From over the weekend...
According to Nightly Business Report, in Anacostia DC, nearly one of every seven loans is subprime loan. You can watch the video clip under tonight's (Friday) program. Maybe this shouldn't come as a surprise, given the fact that the low to moderate income and minorities borrowers are not on lenders' "A" category list. Not only that these folks probably might have also been targeted for predatory lending. It's double whammy for them!
What is a subprime loan? Via Washington Post.
A subprime loan is generally made to persons who cannot qualify for a traditional mortgage. According to a recent study issued by the Federal Reserve Board, "The subprime category of residential mortgages includes loans made to borrowers that displayed one or more of the following characteristics at the time of loan origination: weakened credit histories stemming from payment delinquencies, charge-offs, judgments or bankruptcies; reduced repayment capacity as measured by credit scores or debt-to-income ratios, and incomplete credit histories."
If more subprime borrowers are forced to go foreclosure routes -- it's going to affect D.C. government tax base. Because every one of the borrowers contributes to DC's tax coffer.
The trouble does not only hit the District, but also spills over across the river to Fairfax County. According to Urban Land Institute, via Examiner, "Fairfax county had the second-highest number of subprime mortgages in 2004."
Urban Institute Senior Research Associate Peter Tatian said in more affluent communities like Fairfax, homeowners overextend themselves by using subprime mortgages to borrow against the value of their house for renovations, or to upgrade to bigger homes.
“Many folks are relying on subprime loan refinancing,” he said. “It wasn’t a good option to begin with, but it was some way to raise money.”
Prince Georges county, is another county that might have problems with subprime loans. As they say, you ain't see nothing yet. The trouble with the loans, may also affects the financial services industry. Via The Ground Floor.
As the saga unfolds, its impact grows.

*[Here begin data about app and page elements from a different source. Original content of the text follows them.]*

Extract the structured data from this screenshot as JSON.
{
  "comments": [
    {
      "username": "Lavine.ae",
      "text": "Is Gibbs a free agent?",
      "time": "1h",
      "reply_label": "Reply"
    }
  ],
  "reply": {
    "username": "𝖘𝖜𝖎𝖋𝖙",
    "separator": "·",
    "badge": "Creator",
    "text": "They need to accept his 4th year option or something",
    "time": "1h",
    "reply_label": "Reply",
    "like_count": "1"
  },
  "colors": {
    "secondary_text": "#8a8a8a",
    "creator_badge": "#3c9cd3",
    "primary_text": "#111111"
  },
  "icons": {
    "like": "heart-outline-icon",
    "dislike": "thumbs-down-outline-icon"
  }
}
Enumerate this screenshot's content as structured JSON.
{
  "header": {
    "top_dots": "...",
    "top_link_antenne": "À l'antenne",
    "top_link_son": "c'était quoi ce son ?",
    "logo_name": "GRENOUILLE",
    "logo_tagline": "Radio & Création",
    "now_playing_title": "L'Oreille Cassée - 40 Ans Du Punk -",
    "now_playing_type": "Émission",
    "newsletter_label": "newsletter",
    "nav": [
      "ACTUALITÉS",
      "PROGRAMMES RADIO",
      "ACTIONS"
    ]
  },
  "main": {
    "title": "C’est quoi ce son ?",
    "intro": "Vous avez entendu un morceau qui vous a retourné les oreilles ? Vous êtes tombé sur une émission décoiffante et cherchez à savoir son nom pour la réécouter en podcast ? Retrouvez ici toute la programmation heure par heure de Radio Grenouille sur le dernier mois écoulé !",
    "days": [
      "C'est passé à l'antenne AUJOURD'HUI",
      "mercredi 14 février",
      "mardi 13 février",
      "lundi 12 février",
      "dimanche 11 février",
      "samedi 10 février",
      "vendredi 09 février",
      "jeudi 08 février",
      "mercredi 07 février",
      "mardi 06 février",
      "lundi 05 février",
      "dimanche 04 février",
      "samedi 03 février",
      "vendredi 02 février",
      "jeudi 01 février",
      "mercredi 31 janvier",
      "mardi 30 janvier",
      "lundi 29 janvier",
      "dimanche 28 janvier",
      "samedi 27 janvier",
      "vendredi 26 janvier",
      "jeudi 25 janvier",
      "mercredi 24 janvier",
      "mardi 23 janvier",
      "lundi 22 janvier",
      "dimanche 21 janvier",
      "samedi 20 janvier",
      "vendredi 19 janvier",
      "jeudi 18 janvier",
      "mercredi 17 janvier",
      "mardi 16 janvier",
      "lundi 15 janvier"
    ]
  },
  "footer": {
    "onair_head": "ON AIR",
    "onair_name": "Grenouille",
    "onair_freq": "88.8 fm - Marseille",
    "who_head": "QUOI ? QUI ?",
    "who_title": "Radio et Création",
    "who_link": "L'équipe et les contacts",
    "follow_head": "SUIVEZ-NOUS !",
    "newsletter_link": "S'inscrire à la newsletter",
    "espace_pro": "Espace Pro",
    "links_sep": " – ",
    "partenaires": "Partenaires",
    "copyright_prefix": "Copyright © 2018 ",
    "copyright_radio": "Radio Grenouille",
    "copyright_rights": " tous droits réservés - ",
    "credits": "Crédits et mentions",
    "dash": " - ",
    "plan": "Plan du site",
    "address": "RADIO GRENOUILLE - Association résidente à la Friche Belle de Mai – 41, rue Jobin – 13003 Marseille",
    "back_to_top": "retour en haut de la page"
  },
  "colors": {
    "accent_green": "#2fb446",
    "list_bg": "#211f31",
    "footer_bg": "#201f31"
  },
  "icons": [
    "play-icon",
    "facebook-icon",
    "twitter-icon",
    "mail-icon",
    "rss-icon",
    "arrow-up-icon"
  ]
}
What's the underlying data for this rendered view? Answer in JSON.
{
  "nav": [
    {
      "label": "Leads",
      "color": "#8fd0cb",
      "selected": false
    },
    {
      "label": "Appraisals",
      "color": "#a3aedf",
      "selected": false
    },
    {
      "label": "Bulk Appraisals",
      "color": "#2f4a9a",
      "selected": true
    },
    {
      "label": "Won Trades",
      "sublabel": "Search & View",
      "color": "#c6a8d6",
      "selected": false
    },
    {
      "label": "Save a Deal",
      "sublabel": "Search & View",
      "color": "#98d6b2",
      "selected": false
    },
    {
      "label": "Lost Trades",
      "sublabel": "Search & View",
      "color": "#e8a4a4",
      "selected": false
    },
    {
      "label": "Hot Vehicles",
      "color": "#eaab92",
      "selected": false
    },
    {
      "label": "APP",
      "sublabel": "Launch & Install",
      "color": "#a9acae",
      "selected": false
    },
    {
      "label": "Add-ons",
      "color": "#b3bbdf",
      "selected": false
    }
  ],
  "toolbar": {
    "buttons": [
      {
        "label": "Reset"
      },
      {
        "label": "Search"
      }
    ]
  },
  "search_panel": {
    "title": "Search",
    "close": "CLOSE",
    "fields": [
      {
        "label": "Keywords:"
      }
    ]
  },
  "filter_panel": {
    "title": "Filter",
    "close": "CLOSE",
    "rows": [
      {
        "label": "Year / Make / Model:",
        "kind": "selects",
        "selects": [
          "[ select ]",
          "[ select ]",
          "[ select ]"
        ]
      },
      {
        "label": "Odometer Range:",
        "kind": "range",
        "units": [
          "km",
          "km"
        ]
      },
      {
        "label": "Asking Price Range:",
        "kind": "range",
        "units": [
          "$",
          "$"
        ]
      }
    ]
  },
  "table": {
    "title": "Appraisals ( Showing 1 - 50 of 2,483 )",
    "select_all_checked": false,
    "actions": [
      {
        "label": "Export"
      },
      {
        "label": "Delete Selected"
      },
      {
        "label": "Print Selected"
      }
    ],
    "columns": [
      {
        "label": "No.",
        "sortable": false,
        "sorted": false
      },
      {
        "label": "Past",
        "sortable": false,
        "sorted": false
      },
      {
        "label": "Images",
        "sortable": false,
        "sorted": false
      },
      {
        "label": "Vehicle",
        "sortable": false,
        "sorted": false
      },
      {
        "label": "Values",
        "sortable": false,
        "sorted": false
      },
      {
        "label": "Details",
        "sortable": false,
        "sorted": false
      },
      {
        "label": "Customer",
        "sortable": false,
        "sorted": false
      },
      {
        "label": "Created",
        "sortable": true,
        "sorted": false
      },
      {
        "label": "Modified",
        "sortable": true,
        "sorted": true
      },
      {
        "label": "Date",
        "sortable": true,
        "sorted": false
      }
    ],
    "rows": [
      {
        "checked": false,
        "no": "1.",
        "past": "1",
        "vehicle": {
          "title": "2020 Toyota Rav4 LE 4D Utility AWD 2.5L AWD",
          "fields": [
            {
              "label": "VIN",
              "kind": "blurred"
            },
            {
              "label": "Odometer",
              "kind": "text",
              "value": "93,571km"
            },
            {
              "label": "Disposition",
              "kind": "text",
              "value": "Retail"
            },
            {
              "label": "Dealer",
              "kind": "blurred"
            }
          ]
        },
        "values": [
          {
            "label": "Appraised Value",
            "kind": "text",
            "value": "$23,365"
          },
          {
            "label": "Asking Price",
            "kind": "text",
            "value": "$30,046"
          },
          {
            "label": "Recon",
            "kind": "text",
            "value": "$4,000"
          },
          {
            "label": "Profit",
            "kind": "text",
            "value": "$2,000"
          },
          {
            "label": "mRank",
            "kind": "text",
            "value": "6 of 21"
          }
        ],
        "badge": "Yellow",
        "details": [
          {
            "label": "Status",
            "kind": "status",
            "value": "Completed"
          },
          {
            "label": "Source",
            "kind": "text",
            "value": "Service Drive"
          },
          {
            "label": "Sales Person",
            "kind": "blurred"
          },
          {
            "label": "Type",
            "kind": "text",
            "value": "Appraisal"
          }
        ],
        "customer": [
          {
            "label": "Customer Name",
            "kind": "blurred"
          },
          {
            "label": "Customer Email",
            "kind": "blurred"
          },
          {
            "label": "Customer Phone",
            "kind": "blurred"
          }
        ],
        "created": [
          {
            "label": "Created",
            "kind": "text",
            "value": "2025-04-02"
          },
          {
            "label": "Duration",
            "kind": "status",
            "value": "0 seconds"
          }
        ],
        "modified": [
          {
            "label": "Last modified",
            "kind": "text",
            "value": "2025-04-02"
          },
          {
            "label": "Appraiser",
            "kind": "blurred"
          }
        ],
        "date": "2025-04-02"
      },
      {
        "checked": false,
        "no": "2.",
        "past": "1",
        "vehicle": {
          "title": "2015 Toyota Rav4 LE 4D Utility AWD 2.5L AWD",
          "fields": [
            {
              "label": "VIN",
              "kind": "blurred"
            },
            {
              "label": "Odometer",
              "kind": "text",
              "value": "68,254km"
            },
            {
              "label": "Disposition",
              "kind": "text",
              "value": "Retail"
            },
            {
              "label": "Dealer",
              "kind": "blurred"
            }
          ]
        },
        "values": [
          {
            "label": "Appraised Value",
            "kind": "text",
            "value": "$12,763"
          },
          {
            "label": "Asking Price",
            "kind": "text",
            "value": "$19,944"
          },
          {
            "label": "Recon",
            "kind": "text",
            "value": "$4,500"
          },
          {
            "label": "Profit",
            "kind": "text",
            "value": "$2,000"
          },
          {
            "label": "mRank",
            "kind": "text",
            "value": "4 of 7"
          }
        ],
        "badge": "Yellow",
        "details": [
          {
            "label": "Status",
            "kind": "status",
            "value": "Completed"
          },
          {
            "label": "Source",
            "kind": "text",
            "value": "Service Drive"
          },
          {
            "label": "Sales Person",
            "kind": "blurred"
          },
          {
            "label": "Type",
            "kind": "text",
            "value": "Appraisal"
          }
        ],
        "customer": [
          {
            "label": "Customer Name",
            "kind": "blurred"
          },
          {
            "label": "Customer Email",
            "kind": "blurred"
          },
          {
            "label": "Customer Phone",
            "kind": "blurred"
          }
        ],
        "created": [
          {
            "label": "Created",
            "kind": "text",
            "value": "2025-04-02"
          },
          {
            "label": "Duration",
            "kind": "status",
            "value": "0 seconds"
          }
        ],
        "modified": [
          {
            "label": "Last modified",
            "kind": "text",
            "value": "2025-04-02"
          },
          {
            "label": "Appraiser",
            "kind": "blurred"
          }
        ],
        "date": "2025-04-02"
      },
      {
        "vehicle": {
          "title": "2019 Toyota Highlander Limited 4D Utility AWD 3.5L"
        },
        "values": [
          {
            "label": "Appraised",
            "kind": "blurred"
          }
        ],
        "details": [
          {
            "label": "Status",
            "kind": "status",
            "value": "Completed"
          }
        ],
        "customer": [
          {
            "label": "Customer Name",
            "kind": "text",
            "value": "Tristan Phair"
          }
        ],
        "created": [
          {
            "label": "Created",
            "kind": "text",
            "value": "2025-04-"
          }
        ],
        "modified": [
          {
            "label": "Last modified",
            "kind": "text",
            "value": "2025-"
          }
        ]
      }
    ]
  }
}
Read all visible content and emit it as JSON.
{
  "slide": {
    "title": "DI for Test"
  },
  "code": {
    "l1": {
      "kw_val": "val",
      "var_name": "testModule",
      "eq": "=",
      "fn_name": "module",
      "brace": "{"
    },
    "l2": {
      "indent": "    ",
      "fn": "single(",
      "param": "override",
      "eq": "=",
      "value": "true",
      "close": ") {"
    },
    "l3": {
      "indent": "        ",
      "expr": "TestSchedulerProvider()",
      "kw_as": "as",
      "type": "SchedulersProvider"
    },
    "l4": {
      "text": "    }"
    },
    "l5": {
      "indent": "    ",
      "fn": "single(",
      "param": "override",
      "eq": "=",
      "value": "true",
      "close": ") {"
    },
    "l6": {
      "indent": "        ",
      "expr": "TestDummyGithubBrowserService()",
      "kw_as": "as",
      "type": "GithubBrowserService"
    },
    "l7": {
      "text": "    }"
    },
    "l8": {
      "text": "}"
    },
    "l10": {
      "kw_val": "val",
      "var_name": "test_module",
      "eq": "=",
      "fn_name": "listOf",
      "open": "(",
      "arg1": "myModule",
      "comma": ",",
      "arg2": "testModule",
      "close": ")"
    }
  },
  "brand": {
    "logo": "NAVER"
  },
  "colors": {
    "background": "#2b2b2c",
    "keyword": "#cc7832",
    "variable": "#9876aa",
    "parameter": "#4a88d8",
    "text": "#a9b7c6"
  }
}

Take a look at today's articles in the financial press where they discuss the number of money market mutual funds which had invested in securitizations containing sub-prime loans as a way of juicing up their meager yields.
To close, here's what Stephen Colbert has to say about subprime mortgages....